---------- Records to use ----------

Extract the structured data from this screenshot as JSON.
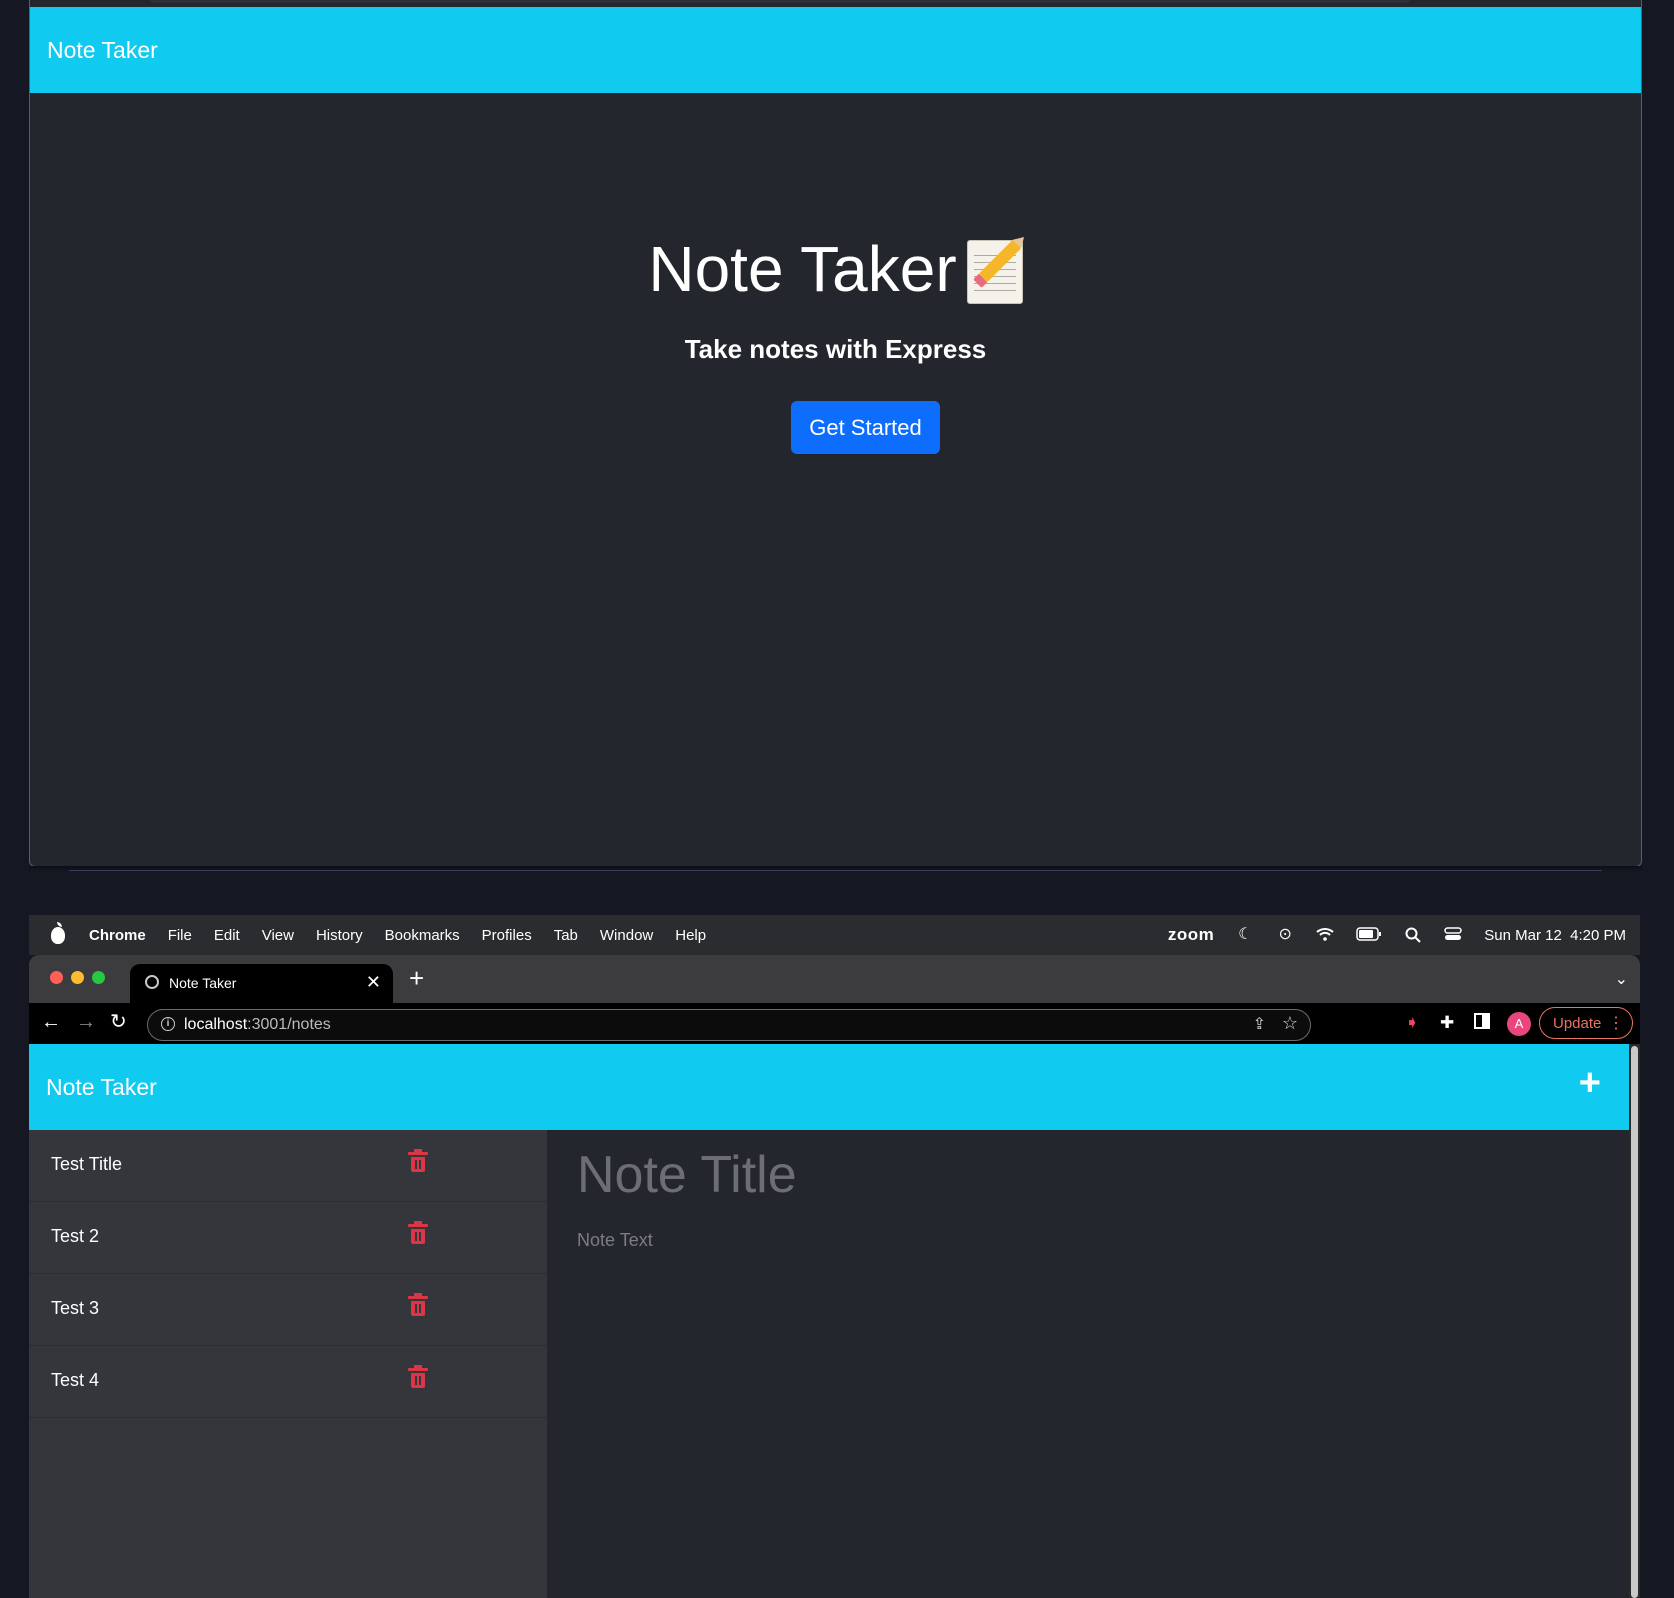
{
  "landing": {
    "brand": "Note Taker",
    "hero_title": "Note Taker",
    "hero_emoji": "memo-icon",
    "hero_subtitle": "Take notes with Express",
    "cta_label": "Get Started"
  },
  "menubar": {
    "app_name": "Chrome",
    "items": [
      "File",
      "Edit",
      "View",
      "History",
      "Bookmarks",
      "Profiles",
      "Tab",
      "Window",
      "Help"
    ],
    "zoom_label": "zoom",
    "datetime": "Sun Mar 12  4:20 PM"
  },
  "browser": {
    "tab_title": "Note Taker",
    "url_host": "localhost",
    "url_path": ":3001/notes",
    "profile_initial": "A",
    "update_label": "Update"
  },
  "app": {
    "brand": "Note Taker",
    "notes": [
      {
        "title": "Test Title"
      },
      {
        "title": "Test 2"
      },
      {
        "title": "Test 3"
      },
      {
        "title": "Test 4"
      }
    ],
    "title_placeholder": "Note Title",
    "text_placeholder": "Note Text"
  },
  "colors": {
    "navbar": "#11caf0",
    "primary_button": "#0d6efd",
    "delete_icon": "#dc3545",
    "background": "#23262d",
    "sidebar": "#34363b"
  }
}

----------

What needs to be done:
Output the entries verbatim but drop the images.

Problem solution:
Extract the structured data from this screenshot as JSON.
{
  "landing": {
    "brand": "Note Taker",
    "hero_title": "Note Taker",
    "hero_emoji": "memo-icon",
    "hero_subtitle": "Take notes with Express",
    "cta_label": "Get Started"
  },
  "menubar": {
    "app_name": "Chrome",
    "items": [
      "File",
      "Edit",
      "View",
      "History",
      "Bookmarks",
      "Profiles",
      "Tab",
      "Window",
      "Help"
    ],
    "zoom_label": "zoom",
    "datetime": "Sun Mar 12  4:20 PM"
  },
  "browser": {
    "tab_title": "Note Taker",
    "url_host": "localhost",
    "url_path": ":3001/notes",
    "profile_initial": "A",
    "update_label": "Update"
  },
  "app": {
    "brand": "Note Taker",
    "notes": [
      {
        "title": "Test Title"
      },
      {
        "title": "Test 2"
      },
      {
        "title": "Test 3"
      },
      {
        "title": "Test 4"
      }
    ],
    "title_placeholder": "Note Title",
    "text_placeholder": "Note Text"
  },
  "colors": {
    "navbar": "#11caf0",
    "primary_button": "#0d6efd",
    "delete_icon": "#dc3545",
    "background": "#23262d",
    "sidebar": "#34363b"
  }
}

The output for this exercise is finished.